WHAT IS REQUIRED
Give each entry back by retyping it exactly as written.

RECORDED DATA
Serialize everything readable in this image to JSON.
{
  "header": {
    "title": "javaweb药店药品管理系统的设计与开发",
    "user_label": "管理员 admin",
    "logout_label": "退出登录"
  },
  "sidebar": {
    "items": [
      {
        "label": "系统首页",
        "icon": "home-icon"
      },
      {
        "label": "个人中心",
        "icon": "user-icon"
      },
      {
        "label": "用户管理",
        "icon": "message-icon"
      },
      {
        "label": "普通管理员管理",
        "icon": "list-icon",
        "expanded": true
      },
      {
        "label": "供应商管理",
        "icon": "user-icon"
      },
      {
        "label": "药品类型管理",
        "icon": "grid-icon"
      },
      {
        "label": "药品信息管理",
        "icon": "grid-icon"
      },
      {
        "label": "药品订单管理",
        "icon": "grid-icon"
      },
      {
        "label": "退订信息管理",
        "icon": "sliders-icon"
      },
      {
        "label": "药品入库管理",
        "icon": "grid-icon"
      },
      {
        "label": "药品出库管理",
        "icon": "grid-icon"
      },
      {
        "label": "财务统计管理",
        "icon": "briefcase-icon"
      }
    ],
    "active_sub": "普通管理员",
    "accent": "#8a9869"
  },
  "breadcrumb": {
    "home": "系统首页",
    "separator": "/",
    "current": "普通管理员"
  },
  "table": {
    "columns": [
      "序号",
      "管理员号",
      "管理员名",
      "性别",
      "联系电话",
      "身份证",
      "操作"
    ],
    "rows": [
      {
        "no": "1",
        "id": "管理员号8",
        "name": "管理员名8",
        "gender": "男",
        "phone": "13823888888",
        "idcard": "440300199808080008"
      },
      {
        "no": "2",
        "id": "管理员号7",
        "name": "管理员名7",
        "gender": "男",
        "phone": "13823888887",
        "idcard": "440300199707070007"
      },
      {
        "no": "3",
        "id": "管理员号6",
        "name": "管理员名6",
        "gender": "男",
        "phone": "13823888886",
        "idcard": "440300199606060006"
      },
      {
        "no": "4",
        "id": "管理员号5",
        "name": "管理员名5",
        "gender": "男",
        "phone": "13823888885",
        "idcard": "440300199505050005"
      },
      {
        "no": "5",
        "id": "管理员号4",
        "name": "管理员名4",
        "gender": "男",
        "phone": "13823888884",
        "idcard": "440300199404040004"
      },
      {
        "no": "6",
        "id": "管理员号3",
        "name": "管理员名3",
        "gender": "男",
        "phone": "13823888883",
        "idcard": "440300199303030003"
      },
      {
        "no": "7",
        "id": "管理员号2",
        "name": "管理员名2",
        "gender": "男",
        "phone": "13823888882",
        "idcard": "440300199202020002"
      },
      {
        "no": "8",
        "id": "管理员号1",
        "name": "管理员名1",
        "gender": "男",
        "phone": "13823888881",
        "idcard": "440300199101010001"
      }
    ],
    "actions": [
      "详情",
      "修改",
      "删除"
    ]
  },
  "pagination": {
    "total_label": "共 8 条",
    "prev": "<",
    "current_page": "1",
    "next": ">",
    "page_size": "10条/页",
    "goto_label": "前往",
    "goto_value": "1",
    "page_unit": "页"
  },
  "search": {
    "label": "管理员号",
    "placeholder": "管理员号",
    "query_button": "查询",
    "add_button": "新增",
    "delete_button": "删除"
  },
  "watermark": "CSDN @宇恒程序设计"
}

OUTPUT FOR THIS TASK
Serialize everything readable in this image to JSON.
{
  "header": {
    "title": "javaweb药店药品管理系统的设计与开发",
    "user_label": "管理员 admin",
    "logout_label": "退出登录"
  },
  "sidebar": {
    "items": [
      {
        "label": "系统首页",
        "icon": "home-icon"
      },
      {
        "label": "个人中心",
        "icon": "user-icon"
      },
      {
        "label": "用户管理",
        "icon": "message-icon"
      },
      {
        "label": "普通管理员管理",
        "icon": "list-icon",
        "expanded": true
      },
      {
        "label": "供应商管理",
        "icon": "user-icon"
      },
      {
        "label": "药品类型管理",
        "icon": "grid-icon"
      },
      {
        "label": "药品信息管理",
        "icon": "grid-icon"
      },
      {
        "label": "药品订单管理",
        "icon": "grid-icon"
      },
      {
        "label": "退订信息管理",
        "icon": "sliders-icon"
      },
      {
        "label": "药品入库管理",
        "icon": "grid-icon"
      },
      {
        "label": "药品出库管理",
        "icon": "grid-icon"
      },
      {
        "label": "财务统计管理",
        "icon": "briefcase-icon"
      }
    ],
    "active_sub": "普通管理员",
    "accent": "#8a9869"
  },
  "breadcrumb": {
    "home": "系统首页",
    "separator": "/",
    "current": "普通管理员"
  },
  "table": {
    "columns": [
      "序号",
      "管理员号",
      "管理员名",
      "性别",
      "联系电话",
      "身份证",
      "操作"
    ],
    "rows": [
      {
        "no": "1",
        "id": "管理员号8",
        "name": "管理员名8",
        "gender": "男",
        "phone": "13823888888",
        "idcard": "440300199808080008"
      },
      {
        "no": "2",
        "id": "管理员号7",
        "name": "管理员名7",
        "gender": "男",
        "phone": "13823888887",
        "idcard": "440300199707070007"
      },
      {
        "no": "3",
        "id": "管理员号6",
        "name": "管理员名6",
        "gender": "男",
        "phone": "13823888886",
        "idcard": "440300199606060006"
      },
      {
        "no": "4",
        "id": "管理员号5",
        "name": "管理员名5",
        "gender": "男",
        "phone": "13823888885",
        "idcard": "440300199505050005"
      },
      {
        "no": "5",
        "id": "管理员号4",
        "name": "管理员名4",
        "gender": "男",
        "phone": "13823888884",
        "idcard": "440300199404040004"
      },
      {
        "no": "6",
        "id": "管理员号3",
        "name": "管理员名3",
        "gender": "男",
        "phone": "13823888883",
        "idcard": "440300199303030003"
      },
      {
        "no": "7",
        "id": "管理员号2",
        "name": "管理员名2",
        "gender": "男",
        "phone": "13823888882",
        "idcard": "440300199202020002"
      },
      {
        "no": "8",
        "id": "管理员号1",
        "name": "管理员名1",
        "gender": "男",
        "phone": "13823888881",
        "idcard": "440300199101010001"
      }
    ],
    "actions": [
      "详情",
      "修改",
      "删除"
    ]
  },
  "pagination": {
    "total_label": "共 8 条",
    "prev": "<",
    "current_page": "1",
    "next": ">",
    "page_size": "10条/页",
    "goto_label": "前往",
    "goto_value": "1",
    "page_unit": "页"
  },
  "search": {
    "label": "管理员号",
    "placeholder": "管理员号",
    "query_button": "查询",
    "add_button": "新增",
    "delete_button": "删除"
  },
  "watermark": "CSDN @宇恒程序设计"
}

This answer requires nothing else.